WHAT IS REQUIRED: The answer should match the records character for character.

Data records for software interfaces
________

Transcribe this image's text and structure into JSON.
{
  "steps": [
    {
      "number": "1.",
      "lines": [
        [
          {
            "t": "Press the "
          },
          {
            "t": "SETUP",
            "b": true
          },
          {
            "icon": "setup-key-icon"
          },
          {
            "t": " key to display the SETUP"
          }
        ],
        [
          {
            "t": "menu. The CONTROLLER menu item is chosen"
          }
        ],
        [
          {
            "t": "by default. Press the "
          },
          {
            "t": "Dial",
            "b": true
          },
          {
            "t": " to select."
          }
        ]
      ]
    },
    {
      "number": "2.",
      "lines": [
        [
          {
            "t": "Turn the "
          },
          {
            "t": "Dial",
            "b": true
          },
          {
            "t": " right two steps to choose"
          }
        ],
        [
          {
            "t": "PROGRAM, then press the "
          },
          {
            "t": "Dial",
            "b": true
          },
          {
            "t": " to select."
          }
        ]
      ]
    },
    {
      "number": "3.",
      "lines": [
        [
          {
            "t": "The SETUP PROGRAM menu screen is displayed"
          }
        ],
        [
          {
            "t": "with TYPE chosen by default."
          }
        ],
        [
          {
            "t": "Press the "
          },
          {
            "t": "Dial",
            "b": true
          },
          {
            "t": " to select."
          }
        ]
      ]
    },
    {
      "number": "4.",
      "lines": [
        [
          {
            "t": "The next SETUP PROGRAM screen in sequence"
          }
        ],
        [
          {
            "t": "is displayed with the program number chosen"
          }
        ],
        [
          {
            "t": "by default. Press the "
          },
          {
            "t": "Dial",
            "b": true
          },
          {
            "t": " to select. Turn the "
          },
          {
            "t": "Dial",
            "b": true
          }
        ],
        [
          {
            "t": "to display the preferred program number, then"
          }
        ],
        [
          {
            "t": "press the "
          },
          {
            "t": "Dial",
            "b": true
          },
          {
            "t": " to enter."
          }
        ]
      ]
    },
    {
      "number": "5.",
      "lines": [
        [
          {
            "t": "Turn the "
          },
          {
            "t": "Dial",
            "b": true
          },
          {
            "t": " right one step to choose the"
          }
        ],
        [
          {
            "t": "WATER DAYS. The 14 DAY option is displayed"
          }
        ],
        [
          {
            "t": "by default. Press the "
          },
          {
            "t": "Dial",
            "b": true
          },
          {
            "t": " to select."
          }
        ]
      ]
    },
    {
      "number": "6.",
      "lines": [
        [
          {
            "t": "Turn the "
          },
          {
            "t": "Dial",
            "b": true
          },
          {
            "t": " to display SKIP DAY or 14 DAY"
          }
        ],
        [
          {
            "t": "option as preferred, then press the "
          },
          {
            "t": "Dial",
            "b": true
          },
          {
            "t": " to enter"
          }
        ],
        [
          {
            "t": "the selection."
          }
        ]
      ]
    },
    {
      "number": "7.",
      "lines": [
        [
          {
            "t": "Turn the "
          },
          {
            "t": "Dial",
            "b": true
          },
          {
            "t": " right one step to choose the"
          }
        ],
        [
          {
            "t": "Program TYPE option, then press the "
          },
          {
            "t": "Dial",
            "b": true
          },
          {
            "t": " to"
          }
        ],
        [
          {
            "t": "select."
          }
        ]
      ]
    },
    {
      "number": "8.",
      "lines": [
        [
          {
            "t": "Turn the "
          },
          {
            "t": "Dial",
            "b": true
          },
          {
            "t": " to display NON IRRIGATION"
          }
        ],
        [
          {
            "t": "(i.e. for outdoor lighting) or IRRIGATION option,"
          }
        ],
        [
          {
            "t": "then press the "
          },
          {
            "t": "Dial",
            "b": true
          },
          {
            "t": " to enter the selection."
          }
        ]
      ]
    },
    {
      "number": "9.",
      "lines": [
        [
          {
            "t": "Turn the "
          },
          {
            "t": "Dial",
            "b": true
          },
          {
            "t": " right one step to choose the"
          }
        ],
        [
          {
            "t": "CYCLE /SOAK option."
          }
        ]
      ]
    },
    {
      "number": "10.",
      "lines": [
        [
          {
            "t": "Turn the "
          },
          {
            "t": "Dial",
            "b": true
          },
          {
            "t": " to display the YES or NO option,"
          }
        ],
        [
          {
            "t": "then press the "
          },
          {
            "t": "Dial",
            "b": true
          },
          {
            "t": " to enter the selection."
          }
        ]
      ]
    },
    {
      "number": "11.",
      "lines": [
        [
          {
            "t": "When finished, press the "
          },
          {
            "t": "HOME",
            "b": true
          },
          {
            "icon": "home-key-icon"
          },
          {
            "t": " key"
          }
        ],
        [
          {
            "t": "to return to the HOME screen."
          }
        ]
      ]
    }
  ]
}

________

RESULT:
Transcribe this image's text and structure into JSON.
{
  "steps": [
    {
      "number": "1.",
      "lines": [
        [
          {
            "t": "Press the "
          },
          {
            "t": "SETUP",
            "b": true
          },
          {
            "icon": "setup-key-icon"
          },
          {
            "t": " key to display the SETUP"
          }
        ],
        [
          {
            "t": "menu. The CONTROLLER menu item is chosen"
          }
        ],
        [
          {
            "t": "by default. Press the "
          },
          {
            "t": "Dial",
            "b": true
          },
          {
            "t": " to select."
          }
        ]
      ]
    },
    {
      "number": "2.",
      "lines": [
        [
          {
            "t": "Turn the "
          },
          {
            "t": "Dial",
            "b": true
          },
          {
            "t": " right two steps to choose"
          }
        ],
        [
          {
            "t": "PROGRAM, then press the "
          },
          {
            "t": "Dial",
            "b": true
          },
          {
            "t": " to select."
          }
        ]
      ]
    },
    {
      "number": "3.",
      "lines": [
        [
          {
            "t": "The SETUP PROGRAM menu screen is displayed"
          }
        ],
        [
          {
            "t": "with TYPE chosen by default."
          }
        ],
        [
          {
            "t": "Press the "
          },
          {
            "t": "Dial",
            "b": true
          },
          {
            "t": " to select."
          }
        ]
      ]
    },
    {
      "number": "4.",
      "lines": [
        [
          {
            "t": "The next SETUP PROGRAM screen in sequence"
          }
        ],
        [
          {
            "t": "is displayed with the program number chosen"
          }
        ],
        [
          {
            "t": "by default. Press the "
          },
          {
            "t": "Dial",
            "b": true
          },
          {
            "t": " to select. Turn the "
          },
          {
            "t": "Dial",
            "b": true
          }
        ],
        [
          {
            "t": "to display the preferred program number, then"
          }
        ],
        [
          {
            "t": "press the "
          },
          {
            "t": "Dial",
            "b": true
          },
          {
            "t": " to enter."
          }
        ]
      ]
    },
    {
      "number": "5.",
      "lines": [
        [
          {
            "t": "Turn the "
          },
          {
            "t": "Dial",
            "b": true
          },
          {
            "t": " right one step to choose the"
          }
        ],
        [
          {
            "t": "WATER DAYS. The 14 DAY option is displayed"
          }
        ],
        [
          {
            "t": "by default. Press the "
          },
          {
            "t": "Dial",
            "b": true
          },
          {
            "t": " to select."
          }
        ]
      ]
    },
    {
      "number": "6.",
      "lines": [
        [
          {
            "t": "Turn the "
          },
          {
            "t": "Dial",
            "b": true
          },
          {
            "t": " to display SKIP DAY or 14 DAY"
          }
        ],
        [
          {
            "t": "option as preferred, then press the "
          },
          {
            "t": "Dial",
            "b": true
          },
          {
            "t": " to enter"
          }
        ],
        [
          {
            "t": "the selection."
          }
        ]
      ]
    },
    {
      "number": "7.",
      "lines": [
        [
          {
            "t": "Turn the "
          },
          {
            "t": "Dial",
            "b": true
          },
          {
            "t": " right one step to choose the"
          }
        ],
        [
          {
            "t": "Program TYPE option, then press the "
          },
          {
            "t": "Dial",
            "b": true
          },
          {
            "t": " to"
          }
        ],
        [
          {
            "t": "select."
          }
        ]
      ]
    },
    {
      "number": "8.",
      "lines": [
        [
          {
            "t": "Turn the "
          },
          {
            "t": "Dial",
            "b": true
          },
          {
            "t": " to display NON IRRIGATION"
          }
        ],
        [
          {
            "t": "(i.e. for outdoor lighting) or IRRIGATION option,"
          }
        ],
        [
          {
            "t": "then press the "
          },
          {
            "t": "Dial",
            "b": true
          },
          {
            "t": " to enter the selection."
          }
        ]
      ]
    },
    {
      "number": "9.",
      "lines": [
        [
          {
            "t": "Turn the "
          },
          {
            "t": "Dial",
            "b": true
          },
          {
            "t": " right one step to choose the"
          }
        ],
        [
          {
            "t": "CYCLE /SOAK option."
          }
        ]
      ]
    },
    {
      "number": "10.",
      "lines": [
        [
          {
            "t": "Turn the "
          },
          {
            "t": "Dial",
            "b": true
          },
          {
            "t": " to display the YES or NO option,"
          }
        ],
        [
          {
            "t": "then press the "
          },
          {
            "t": "Dial",
            "b": true
          },
          {
            "t": " to enter the selection."
          }
        ]
      ]
    },
    {
      "number": "11.",
      "lines": [
        [
          {
            "t": "When finished, press the "
          },
          {
            "t": "HOME",
            "b": true
          },
          {
            "icon": "home-key-icon"
          },
          {
            "t": " key"
          }
        ],
        [
          {
            "t": "to return to the HOME screen."
          }
        ]
      ]
    }
  ]
}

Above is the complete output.